I wasn’t the only one.
Apparently the Guard had made a quota for crime to “Stop,” and there weren’t actually enough real criminals in town to meet that quota. People were afraid. My respect for the town guard had turned to a fear of saying the wrong thing. My ‘paper’ had wedged me clear into the heart of something the Town Guard and people like my mother were afraid to let out into the open. That thing was what I had seen time and time again since that day. Guards making up crimes that never happened.
Izumi had been treated rather poorly after our Drow friend had died. She didn’t have an influential mother whose influence and wrath the guards were afraid of invoking. She came to me one day, and asked me if I was up for running away.
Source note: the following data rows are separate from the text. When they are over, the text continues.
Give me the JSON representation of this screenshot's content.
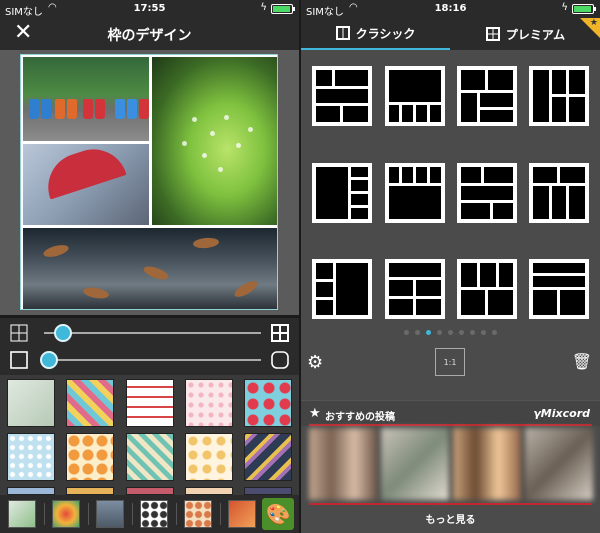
{
  "left": {
    "status": {
      "carrier": "SIMなし",
      "time": "17:55"
    },
    "title": "枠のデザイン",
    "icons": {
      "close": "close-icon",
      "grid_small": "grid-icon",
      "grid_large": "grid-icon",
      "square": "square-icon",
      "rounded": "rounded-square-icon",
      "palette": "palette-icon"
    },
    "sliders": {
      "spacing": 0.12,
      "corner": 0.03
    }
  },
  "right": {
    "status": {
      "carrier": "SIMなし",
      "time": "18:16"
    },
    "tabs": [
      {
        "label": "クラシック",
        "icon": "layout-icon"
      },
      {
        "label": "プレミアム",
        "icon": "grid-icon"
      }
    ],
    "premium_badge": "★",
    "page_indicator": {
      "count": 9,
      "active": 2
    },
    "settings_icon": "gear-icon",
    "ratio_label": "1:1",
    "trash_icon": "trash-icon",
    "featured": {
      "star": "★",
      "label": "おすすめの投稿",
      "brand": "γMixcord"
    },
    "more_label": "もっと見る"
  },
  "colors": {
    "accent": "#3fb8d9",
    "red": "#c3272f",
    "premium": "#f0b428"
  }
}
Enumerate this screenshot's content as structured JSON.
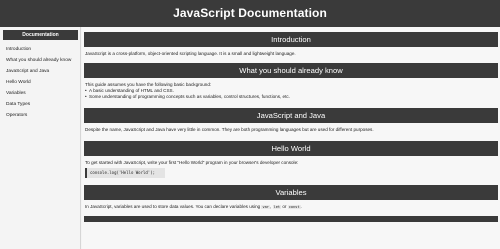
{
  "header": {
    "title": "JavaScript Documentation"
  },
  "sidebar": {
    "title": "Documentation",
    "items": [
      {
        "label": "Introduction"
      },
      {
        "label": "What you should already know"
      },
      {
        "label": "JavaScript and Java"
      },
      {
        "label": "Hello World"
      },
      {
        "label": "Variables"
      },
      {
        "label": "Data Types"
      },
      {
        "label": "Operators"
      }
    ]
  },
  "main": {
    "intro": {
      "heading": "Introduction",
      "text": "JavaScript is a cross-platform, object-oriented scripting language. It is a small and lightweight language."
    },
    "know": {
      "heading": "What you should already know",
      "text": "This guide assumes you have the following basic background:",
      "bullets": [
        "A basic understanding of HTML and CSS.",
        "Some understanding of programming concepts such as variables, control structures, functions, etc."
      ]
    },
    "java": {
      "heading": "JavaScript and Java",
      "text": "Despite the name, JavaScript and Java have very little in common. They are both programming languages but are used for different purposes."
    },
    "hello": {
      "heading": "Hello World",
      "text": "To get started with JavaScript, write your first \"Hello World\" program in your browser's developer console:",
      "code": "console.log('Hello World');"
    },
    "variables": {
      "heading": "Variables",
      "text_before": "In JavaScript, variables are used to store data values. You can declare variables using",
      "kw1": "var",
      "kw2": "let",
      "connector": "or",
      "kw3": "const",
      "text_after": "."
    }
  }
}
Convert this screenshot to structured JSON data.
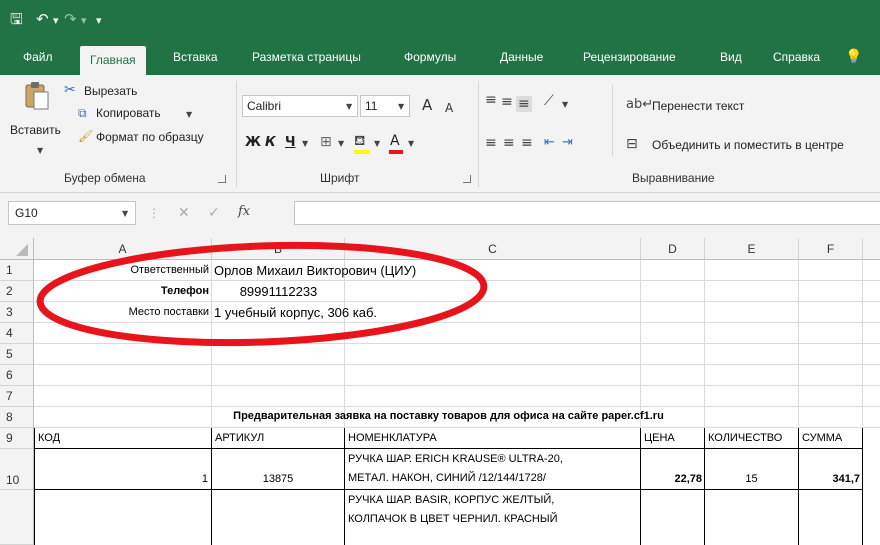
{
  "ribbon_tabs": [
    "Файл",
    "Главная",
    "Вставка",
    "Разметка страницы",
    "Формулы",
    "Данные",
    "Рецензирование",
    "Вид",
    "Справка"
  ],
  "clipboard": {
    "paste": "Вставить",
    "cut": "Вырезать",
    "copy": "Копировать",
    "format_painter": "Формат по образцу",
    "group": "Буфер обмена"
  },
  "font": {
    "name": "Calibri",
    "size": "11",
    "bold": "Ж",
    "italic": "К",
    "underline": "Ч",
    "grow": "A",
    "shrink": "A",
    "group": "Шрифт"
  },
  "alignment": {
    "wrap_text": "Перенести текст",
    "merge_center": "Объединить и поместить в центре",
    "group": "Выравнивание"
  },
  "formula_bar": {
    "name_box": "G10",
    "fx": "fx",
    "formula": ""
  },
  "colors": {
    "excel_green": "#217346",
    "ribbon_bg": "#f3f3f3",
    "annotation_red": "#e8141c"
  },
  "columns": [
    "A",
    "B",
    "C",
    "D",
    "E",
    "F"
  ],
  "rows": [
    "1",
    "2",
    "3",
    "4",
    "5",
    "6",
    "7",
    "8",
    "9",
    "10",
    ""
  ],
  "cells": {
    "A1": "Ответственный",
    "B1": "Орлов Михаил Викторович (ЦИУ)",
    "A2": "Телефон",
    "B2": "89991112233",
    "A3": "Место поставки",
    "B3": "1 учебный корпус, 306 каб.",
    "title7": "Предварительная заявка на поставку товаров для офиса на сайте paper.cf1.ru",
    "A9": "КОД",
    "B9": "АРТИКУЛ",
    "C9": "НОМЕНКЛАТУРА",
    "D9": "ЦЕНА",
    "E9": "КОЛИЧЕСТВО",
    "F9": "СУММА",
    "A10": "1",
    "B10": "13875",
    "C10_line1": "РУЧКА ШАР. ERICH KRAUSE® ULTRA-20,",
    "C10_line2": "МЕТАЛ. НАКОН, СИНИЙ /12/144/1728/",
    "D10": "22,78",
    "E10": "15",
    "F10": "341,7",
    "C11_line1": "РУЧКА ШАР. BASIR, КОРПУС ЖЕЛТЫЙ,",
    "C11_line2": "КОЛПАЧОК В ЦВЕТ ЧЕРНИЛ. КРАСНЫЙ"
  }
}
I was. I so very was. But before we did that, however… Some Private Investigators, as they called themselves, came to town. They systematically began exposing the corruption of the Cloud District and tore down the corrupt Guard system, arresting every guard that had been causing trouble.
All except one.
A woman, just a simple Lycan, had had enough of the rampant dishonesty. She had called a group that I had never heard of before then. The Detective Agency and Academy: Mystryal. (I’ll admit, I thought they had said the name was “Mistrial” at first… fitting.)
That Lycan had decided that enough was enough, and through her I began to respect again. Not the town guard in of itself, but of the people who believed in justice. The people who, having enough of the corrupt system, would rather leave it than continue to work inside of it. She had a daughter to protect as well.
I talked to the Investigators, the “Detectives” (that was such a foreign word to me at the time), and I asked them. “Can I be like you?”
The Detective smiled down at me and told me about the Mystryal Islands. The shimmering clouds between the sky and the sun. The crystal clear waters. The faces of those who all sought justice in the world.
My wings fluttered with a hope I hadn’t felt in years.
So I planned to run away. Dad found out, though, but he approved of my choice. He let me go, and I left those snow covered mountains for the sun-filled Mystryal Isles, vowing that if I ever raised a child, I’d never put her through what I was put through.
I, Kana Mayoi, left the coldness of death for the warm light of justice, and never looked back.